# DATASET RECORDS
____

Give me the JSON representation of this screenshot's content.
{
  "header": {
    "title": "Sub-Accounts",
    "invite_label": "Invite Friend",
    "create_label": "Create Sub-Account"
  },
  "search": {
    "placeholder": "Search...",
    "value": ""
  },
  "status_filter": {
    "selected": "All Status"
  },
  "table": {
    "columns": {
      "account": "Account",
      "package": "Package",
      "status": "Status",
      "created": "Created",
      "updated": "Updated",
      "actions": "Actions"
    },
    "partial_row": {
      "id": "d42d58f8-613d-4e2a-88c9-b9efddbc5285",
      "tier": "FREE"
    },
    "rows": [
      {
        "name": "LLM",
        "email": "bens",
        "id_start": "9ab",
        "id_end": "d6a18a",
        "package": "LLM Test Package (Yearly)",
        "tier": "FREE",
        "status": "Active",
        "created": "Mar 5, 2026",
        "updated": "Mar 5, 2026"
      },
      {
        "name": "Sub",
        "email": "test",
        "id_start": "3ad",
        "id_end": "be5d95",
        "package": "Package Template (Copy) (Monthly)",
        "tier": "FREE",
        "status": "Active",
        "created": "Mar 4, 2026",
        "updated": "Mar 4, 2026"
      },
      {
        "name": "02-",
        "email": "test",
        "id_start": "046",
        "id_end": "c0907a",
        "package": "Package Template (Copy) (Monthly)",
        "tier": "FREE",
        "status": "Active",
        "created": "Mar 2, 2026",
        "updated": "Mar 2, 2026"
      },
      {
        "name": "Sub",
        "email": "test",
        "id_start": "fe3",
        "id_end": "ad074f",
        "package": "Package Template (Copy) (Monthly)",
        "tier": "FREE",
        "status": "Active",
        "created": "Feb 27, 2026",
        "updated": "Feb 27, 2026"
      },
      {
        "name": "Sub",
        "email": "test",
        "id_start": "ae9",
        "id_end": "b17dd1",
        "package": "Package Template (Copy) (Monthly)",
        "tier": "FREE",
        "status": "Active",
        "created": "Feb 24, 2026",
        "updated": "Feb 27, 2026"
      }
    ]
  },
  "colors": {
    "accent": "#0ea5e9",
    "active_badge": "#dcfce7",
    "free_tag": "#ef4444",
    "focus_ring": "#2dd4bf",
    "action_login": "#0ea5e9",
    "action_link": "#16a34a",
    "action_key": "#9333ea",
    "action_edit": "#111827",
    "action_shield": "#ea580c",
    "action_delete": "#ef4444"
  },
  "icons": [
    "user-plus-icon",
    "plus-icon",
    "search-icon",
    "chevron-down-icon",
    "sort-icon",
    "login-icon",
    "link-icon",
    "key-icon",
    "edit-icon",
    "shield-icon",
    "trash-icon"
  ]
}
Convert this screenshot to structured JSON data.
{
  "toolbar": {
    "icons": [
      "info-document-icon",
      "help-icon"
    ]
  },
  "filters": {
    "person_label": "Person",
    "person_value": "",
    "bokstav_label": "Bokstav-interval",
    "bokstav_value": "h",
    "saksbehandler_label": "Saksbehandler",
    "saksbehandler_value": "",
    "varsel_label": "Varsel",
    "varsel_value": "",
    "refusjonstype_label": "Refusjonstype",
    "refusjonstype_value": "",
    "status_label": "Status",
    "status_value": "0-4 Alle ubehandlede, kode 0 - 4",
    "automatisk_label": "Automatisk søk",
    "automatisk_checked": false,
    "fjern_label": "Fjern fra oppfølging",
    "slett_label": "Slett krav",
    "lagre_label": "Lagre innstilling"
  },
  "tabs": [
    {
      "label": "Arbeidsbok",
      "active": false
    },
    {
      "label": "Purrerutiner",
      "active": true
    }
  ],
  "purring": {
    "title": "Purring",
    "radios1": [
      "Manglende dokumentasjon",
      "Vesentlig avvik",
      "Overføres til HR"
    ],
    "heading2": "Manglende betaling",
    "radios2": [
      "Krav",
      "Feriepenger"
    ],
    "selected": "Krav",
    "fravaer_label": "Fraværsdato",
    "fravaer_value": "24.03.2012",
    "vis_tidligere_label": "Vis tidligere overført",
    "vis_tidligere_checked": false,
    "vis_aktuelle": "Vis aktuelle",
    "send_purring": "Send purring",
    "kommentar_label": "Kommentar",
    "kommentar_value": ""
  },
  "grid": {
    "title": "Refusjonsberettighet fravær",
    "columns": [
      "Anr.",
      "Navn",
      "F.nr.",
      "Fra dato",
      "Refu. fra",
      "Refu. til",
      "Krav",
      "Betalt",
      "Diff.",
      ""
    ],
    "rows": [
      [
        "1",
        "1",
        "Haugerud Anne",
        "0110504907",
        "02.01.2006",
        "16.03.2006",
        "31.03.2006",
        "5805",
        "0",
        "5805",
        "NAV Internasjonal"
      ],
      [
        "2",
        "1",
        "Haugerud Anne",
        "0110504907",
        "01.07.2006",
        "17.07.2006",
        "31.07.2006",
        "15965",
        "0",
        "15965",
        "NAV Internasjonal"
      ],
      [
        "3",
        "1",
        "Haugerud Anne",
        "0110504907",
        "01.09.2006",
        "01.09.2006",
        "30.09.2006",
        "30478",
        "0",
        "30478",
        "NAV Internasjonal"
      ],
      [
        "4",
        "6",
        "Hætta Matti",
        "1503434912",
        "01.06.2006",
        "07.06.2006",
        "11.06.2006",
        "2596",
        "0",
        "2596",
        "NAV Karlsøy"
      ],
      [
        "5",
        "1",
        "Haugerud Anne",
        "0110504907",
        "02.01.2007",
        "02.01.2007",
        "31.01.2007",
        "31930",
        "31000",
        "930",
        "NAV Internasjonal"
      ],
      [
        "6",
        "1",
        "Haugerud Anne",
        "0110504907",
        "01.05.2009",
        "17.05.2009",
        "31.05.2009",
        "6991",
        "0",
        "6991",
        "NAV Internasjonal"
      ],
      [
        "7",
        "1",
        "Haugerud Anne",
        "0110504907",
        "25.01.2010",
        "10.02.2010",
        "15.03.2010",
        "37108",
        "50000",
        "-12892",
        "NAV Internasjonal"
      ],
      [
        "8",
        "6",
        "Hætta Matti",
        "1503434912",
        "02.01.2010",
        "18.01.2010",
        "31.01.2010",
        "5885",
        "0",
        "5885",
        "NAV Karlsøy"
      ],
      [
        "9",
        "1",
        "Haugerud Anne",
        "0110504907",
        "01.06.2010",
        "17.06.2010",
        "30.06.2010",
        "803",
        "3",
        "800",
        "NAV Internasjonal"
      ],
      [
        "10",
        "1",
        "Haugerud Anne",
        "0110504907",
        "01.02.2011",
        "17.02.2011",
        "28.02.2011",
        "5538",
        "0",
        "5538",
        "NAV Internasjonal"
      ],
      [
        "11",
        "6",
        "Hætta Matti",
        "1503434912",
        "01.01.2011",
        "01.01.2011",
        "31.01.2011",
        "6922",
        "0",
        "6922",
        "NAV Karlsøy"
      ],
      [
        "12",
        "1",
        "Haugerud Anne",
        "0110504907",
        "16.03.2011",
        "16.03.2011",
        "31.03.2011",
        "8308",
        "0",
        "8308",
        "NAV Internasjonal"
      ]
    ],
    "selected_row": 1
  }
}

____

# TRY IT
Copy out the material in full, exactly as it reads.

# OUTPUT OF THE EXERCISE
Give me the JSON representation of this screenshot's content.
{
  "header": {
    "title": "Sub-Accounts",
    "invite_label": "Invite Friend",
    "create_label": "Create Sub-Account"
  },
  "search": {
    "placeholder": "Search...",
    "value": ""
  },
  "status_filter": {
    "selected": "All Status"
  },
  "table": {
    "columns": {
      "account": "Account",
      "package": "Package",
      "status": "Status",
      "created": "Created",
      "updated": "Updated",
      "actions": "Actions"
    },
    "partial_row": {
      "id": "d42d58f8-613d-4e2a-88c9-b9efddbc5285",
      "tier": "FREE"
    },
    "rows": [
      {
        "name": "LLM",
        "email": "bens",
        "id_start": "9ab",
        "id_end": "d6a18a",
        "package": "LLM Test Package (Yearly)",
        "tier": "FREE",
        "status": "Active",
        "created": "Mar 5, 2026",
        "updated": "Mar 5, 2026"
      },
      {
        "name": "Sub",
        "email": "test",
        "id_start": "3ad",
        "id_end": "be5d95",
        "package": "Package Template (Copy) (Monthly)",
        "tier": "FREE",
        "status": "Active",
        "created": "Mar 4, 2026",
        "updated": "Mar 4, 2026"
      },
      {
        "name": "02-",
        "email": "test",
        "id_start": "046",
        "id_end": "c0907a",
        "package": "Package Template (Copy) (Monthly)",
        "tier": "FREE",
        "status": "Active",
        "created": "Mar 2, 2026",
        "updated": "Mar 2, 2026"
      },
      {
        "name": "Sub",
        "email": "test",
        "id_start": "fe3",
        "id_end": "ad074f",
        "package": "Package Template (Copy) (Monthly)",
        "tier": "FREE",
        "status": "Active",
        "created": "Feb 27, 2026",
        "updated": "Feb 27, 2026"
      },
      {
        "name": "Sub",
        "email": "test",
        "id_start": "ae9",
        "id_end": "b17dd1",
        "package": "Package Template (Copy) (Monthly)",
        "tier": "FREE",
        "status": "Active",
        "created": "Feb 24, 2026",
        "updated": "Feb 27, 2026"
      }
    ]
  },
  "colors": {
    "accent": "#0ea5e9",
    "active_badge": "#dcfce7",
    "free_tag": "#ef4444",
    "focus_ring": "#2dd4bf",
    "action_login": "#0ea5e9",
    "action_link": "#16a34a",
    "action_key": "#9333ea",
    "action_edit": "#111827",
    "action_shield": "#ea580c",
    "action_delete": "#ef4444"
  },
  "icons": [
    "user-plus-icon",
    "plus-icon",
    "search-icon",
    "chevron-down-icon",
    "sort-icon",
    "login-icon",
    "link-icon",
    "key-icon",
    "edit-icon",
    "shield-icon",
    "trash-icon"
  ]
}
Convert this screenshot to structured JSON data.
{
  "toolbar": {
    "icons": [
      "info-document-icon",
      "help-icon"
    ]
  },
  "filters": {
    "person_label": "Person",
    "person_value": "",
    "bokstav_label": "Bokstav-interval",
    "bokstav_value": "h",
    "saksbehandler_label": "Saksbehandler",
    "saksbehandler_value": "",
    "varsel_label": "Varsel",
    "varsel_value": "",
    "refusjonstype_label": "Refusjonstype",
    "refusjonstype_value": "",
    "status_label": "Status",
    "status_value": "0-4 Alle ubehandlede, kode 0 - 4",
    "automatisk_label": "Automatisk søk",
    "automatisk_checked": false,
    "fjern_label": "Fjern fra oppfølging",
    "slett_label": "Slett krav",
    "lagre_label": "Lagre innstilling"
  },
  "tabs": [
    {
      "label": "Arbeidsbok",
      "active": false
    },
    {
      "label": "Purrerutiner",
      "active": true
    }
  ],
  "purring": {
    "title": "Purring",
    "radios1": [
      "Manglende dokumentasjon",
      "Vesentlig avvik",
      "Overføres til HR"
    ],
    "heading2": "Manglende betaling",
    "radios2": [
      "Krav",
      "Feriepenger"
    ],
    "selected": "Krav",
    "fravaer_label": "Fraværsdato",
    "fravaer_value": "24.03.2012",
    "vis_tidligere_label": "Vis tidligere overført",
    "vis_tidligere_checked": false,
    "vis_aktuelle": "Vis aktuelle",
    "send_purring": "Send purring",
    "kommentar_label": "Kommentar",
    "kommentar_value": ""
  },
  "grid": {
    "title": "Refusjonsberettighet fravær",
    "columns": [
      "Anr.",
      "Navn",
      "F.nr.",
      "Fra dato",
      "Refu. fra",
      "Refu. til",
      "Krav",
      "Betalt",
      "Diff.",
      ""
    ],
    "rows": [
      [
        "1",
        "1",
        "Haugerud Anne",
        "0110504907",
        "02.01.2006",
        "16.03.2006",
        "31.03.2006",
        "5805",
        "0",
        "5805",
        "NAV Internasjonal"
      ],
      [
        "2",
        "1",
        "Haugerud Anne",
        "0110504907",
        "01.07.2006",
        "17.07.2006",
        "31.07.2006",
        "15965",
        "0",
        "15965",
        "NAV Internasjonal"
      ],
      [
        "3",
        "1",
        "Haugerud Anne",
        "0110504907",
        "01.09.2006",
        "01.09.2006",
        "30.09.2006",
        "30478",
        "0",
        "30478",
        "NAV Internasjonal"
      ],
      [
        "4",
        "6",
        "Hætta Matti",
        "1503434912",
        "01.06.2006",
        "07.06.2006",
        "11.06.2006",
        "2596",
        "0",
        "2596",
        "NAV Karlsøy"
      ],
      [
        "5",
        "1",
        "Haugerud Anne",
        "0110504907",
        "02.01.2007",
        "02.01.2007",
        "31.01.2007",
        "31930",
        "31000",
        "930",
        "NAV Internasjonal"
      ],
      [
        "6",
        "1",
        "Haugerud Anne",
        "0110504907",
        "01.05.2009",
        "17.05.2009",
        "31.05.2009",
        "6991",
        "0",
        "6991",
        "NAV Internasjonal"
      ],
      [
        "7",
        "1",
        "Haugerud Anne",
        "0110504907",
        "25.01.2010",
        "10.02.2010",
        "15.03.2010",
        "37108",
        "50000",
        "-12892",
        "NAV Internasjonal"
      ],
      [
        "8",
        "6",
        "Hætta Matti",
        "1503434912",
        "02.01.2010",
        "18.01.2010",
        "31.01.2010",
        "5885",
        "0",
        "5885",
        "NAV Karlsøy"
      ],
      [
        "9",
        "1",
        "Haugerud Anne",
        "0110504907",
        "01.06.2010",
        "17.06.2010",
        "30.06.2010",
        "803",
        "3",
        "800",
        "NAV Internasjonal"
      ],
      [
        "10",
        "1",
        "Haugerud Anne",
        "0110504907",
        "01.02.2011",
        "17.02.2011",
        "28.02.2011",
        "5538",
        "0",
        "5538",
        "NAV Internasjonal"
      ],
      [
        "11",
        "6",
        "Hætta Matti",
        "1503434912",
        "01.01.2011",
        "01.01.2011",
        "31.01.2011",
        "6922",
        "0",
        "6922",
        "NAV Karlsøy"
      ],
      [
        "12",
        "1",
        "Haugerud Anne",
        "0110504907",
        "16.03.2011",
        "16.03.2011",
        "31.03.2011",
        "8308",
        "0",
        "8308",
        "NAV Internasjonal"
      ]
    ],
    "selected_row": 1
  }
}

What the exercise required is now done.